WHAT THIS TASK INVOLVES: What is needed is an exact copy of the entries below, with the pictures left out.

--------------------------------

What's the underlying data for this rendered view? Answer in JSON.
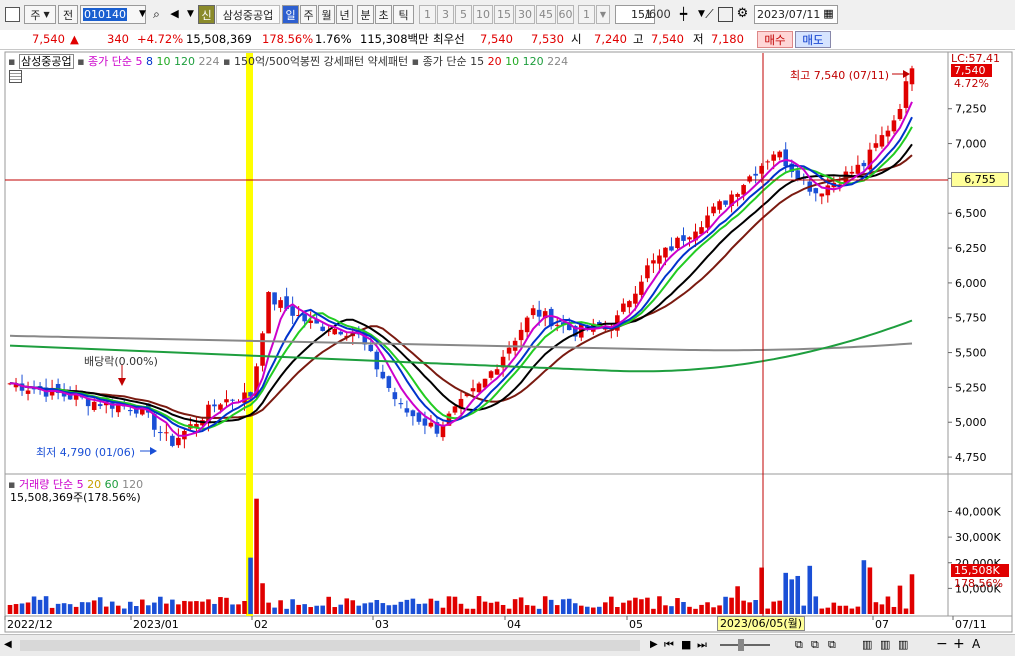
{
  "toolbar": {
    "mode1": "주",
    "mode2": "전",
    "stock_code": "010140",
    "info_badge": "신",
    "stock_name": "삼성중공업",
    "periods": [
      "일",
      "주",
      "월",
      "년",
      "분",
      "초",
      "틱"
    ],
    "active_period": "일",
    "intervals": [
      "1",
      "3",
      "5",
      "10",
      "15",
      "30",
      "45",
      "60"
    ],
    "custom_interval": "1",
    "count": "151",
    "count_total": "/600",
    "date": "2023/07/11"
  },
  "quote": {
    "price": "7,540",
    "change_arrow": "▲",
    "change": "340",
    "change_pct": "+4.72%",
    "volume": "15,508,369",
    "volume_ratio": "178.56%",
    "turnover": "1.76%",
    "amount": "115,308백만",
    "best_label": "최우선",
    "best_ask": "7,540",
    "best_bid": "7,530",
    "open_label": "시",
    "open": "7,240",
    "high_label": "고",
    "high": "7,540",
    "low_label": "저",
    "low": "7,180",
    "buy_button": "매수",
    "sell_button": "매도"
  },
  "legend": {
    "stock": "삼성중공업",
    "ma_label": "종가 단순",
    "ma_periods": [
      "5",
      "8",
      "10",
      "120",
      "224"
    ],
    "pattern_text": "150억/500억봉찐 강세패턴  약세패턴",
    "ma2_label": "종가 단순",
    "ma2_periods": [
      "15",
      "20",
      "10",
      "120",
      "224"
    ],
    "volume_label": "거래량",
    "volume_ma_label": "단순",
    "volume_ma_periods": [
      "5",
      "20",
      "60",
      "120"
    ],
    "volume_value": "15,508,369주(178.56%)"
  },
  "annotations": {
    "high": "최고 7,540 (07/11)",
    "low": "최저 4,790 (01/06)",
    "dividend": "배당락(0.00%)",
    "lc": "LC:57.41",
    "price_tag": "7,540",
    "pct_tag": "4.72%",
    "crosshair_price": "6,755",
    "crosshair_date": "2023/06/05(월)",
    "volume_tag": "15,508K",
    "volume_pct_tag": "178.56%"
  },
  "price_axis": [
    "7,250",
    "7,000",
    "6,750",
    "6,500",
    "6,250",
    "6,000",
    "5,750",
    "5,500",
    "5,250",
    "5,000",
    "4,750"
  ],
  "volume_axis": [
    "40,000K",
    "30,000K",
    "20,000K",
    "10,000K"
  ],
  "time_axis": [
    "2022/12",
    "2023/01",
    "02",
    "03",
    "04",
    "05",
    "07",
    "07/11"
  ],
  "colors": {
    "up": "#e00000",
    "down": "#1a4fd6",
    "ma5": "#cc00cc",
    "ma8": "#0033cc",
    "ma10": "#22cc22",
    "ma120": "#1e9e3e",
    "ma224": "#888888",
    "ma_dark": "#7a1a10",
    "highlight": "#ffff00",
    "crosshair": "#c00000"
  },
  "chart_data": {
    "type": "candlestick",
    "x": [
      "2022/12",
      "2023/01",
      "01/06",
      "02",
      "03",
      "04",
      "05",
      "06/05",
      "07",
      "07/11"
    ],
    "y": [
      5250,
      5150,
      4790,
      5900,
      5700,
      5000,
      5750,
      6755,
      6900,
      7540
    ],
    "ylim": [
      4650,
      7650
    ],
    "high": {
      "date": "07/11",
      "value": 7540
    },
    "low": {
      "date": "01/06",
      "value": 4790
    },
    "last": {
      "date": "07/11",
      "open": 7240,
      "high": 7540,
      "low": 7180,
      "close": 7540,
      "volume": 15508369
    }
  }
}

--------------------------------

OUTPUT OF THE TASK:
What's the underlying data for this rendered view? Answer in JSON.
{
  "toolbar": {
    "mode1": "주",
    "mode2": "전",
    "stock_code": "010140",
    "info_badge": "신",
    "stock_name": "삼성중공업",
    "periods": [
      "일",
      "주",
      "월",
      "년",
      "분",
      "초",
      "틱"
    ],
    "active_period": "일",
    "intervals": [
      "1",
      "3",
      "5",
      "10",
      "15",
      "30",
      "45",
      "60"
    ],
    "custom_interval": "1",
    "count": "151",
    "count_total": "/600",
    "date": "2023/07/11"
  },
  "quote": {
    "price": "7,540",
    "change_arrow": "▲",
    "change": "340",
    "change_pct": "+4.72%",
    "volume": "15,508,369",
    "volume_ratio": "178.56%",
    "turnover": "1.76%",
    "amount": "115,308백만",
    "best_label": "최우선",
    "best_ask": "7,540",
    "best_bid": "7,530",
    "open_label": "시",
    "open": "7,240",
    "high_label": "고",
    "high": "7,540",
    "low_label": "저",
    "low": "7,180",
    "buy_button": "매수",
    "sell_button": "매도"
  },
  "legend": {
    "stock": "삼성중공업",
    "ma_label": "종가 단순",
    "ma_periods": [
      "5",
      "8",
      "10",
      "120",
      "224"
    ],
    "pattern_text": "150억/500억봉찐 강세패턴  약세패턴",
    "ma2_label": "종가 단순",
    "ma2_periods": [
      "15",
      "20",
      "10",
      "120",
      "224"
    ],
    "volume_label": "거래량",
    "volume_ma_label": "단순",
    "volume_ma_periods": [
      "5",
      "20",
      "60",
      "120"
    ],
    "volume_value": "15,508,369주(178.56%)"
  },
  "annotations": {
    "high": "최고 7,540 (07/11)",
    "low": "최저 4,790 (01/06)",
    "dividend": "배당락(0.00%)",
    "lc": "LC:57.41",
    "price_tag": "7,540",
    "pct_tag": "4.72%",
    "crosshair_price": "6,755",
    "crosshair_date": "2023/06/05(월)",
    "volume_tag": "15,508K",
    "volume_pct_tag": "178.56%"
  },
  "price_axis": [
    "7,250",
    "7,000",
    "6,750",
    "6,500",
    "6,250",
    "6,000",
    "5,750",
    "5,500",
    "5,250",
    "5,000",
    "4,750"
  ],
  "volume_axis": [
    "40,000K",
    "30,000K",
    "20,000K",
    "10,000K"
  ],
  "time_axis": [
    "2022/12",
    "2023/01",
    "02",
    "03",
    "04",
    "05",
    "07",
    "07/11"
  ],
  "colors": {
    "up": "#e00000",
    "down": "#1a4fd6",
    "ma5": "#cc00cc",
    "ma8": "#0033cc",
    "ma10": "#22cc22",
    "ma120": "#1e9e3e",
    "ma224": "#888888",
    "ma_dark": "#7a1a10",
    "highlight": "#ffff00",
    "crosshair": "#c00000"
  },
  "chart_data": {
    "type": "candlestick",
    "x": [
      "2022/12",
      "2023/01",
      "01/06",
      "02",
      "03",
      "04",
      "05",
      "06/05",
      "07",
      "07/11"
    ],
    "y": [
      5250,
      5150,
      4790,
      5900,
      5700,
      5000,
      5750,
      6755,
      6900,
      7540
    ],
    "ylim": [
      4650,
      7650
    ],
    "high": {
      "date": "07/11",
      "value": 7540
    },
    "low": {
      "date": "01/06",
      "value": 4790
    },
    "last": {
      "date": "07/11",
      "open": 7240,
      "high": 7540,
      "low": 7180,
      "close": 7540,
      "volume": 15508369
    }
  }
}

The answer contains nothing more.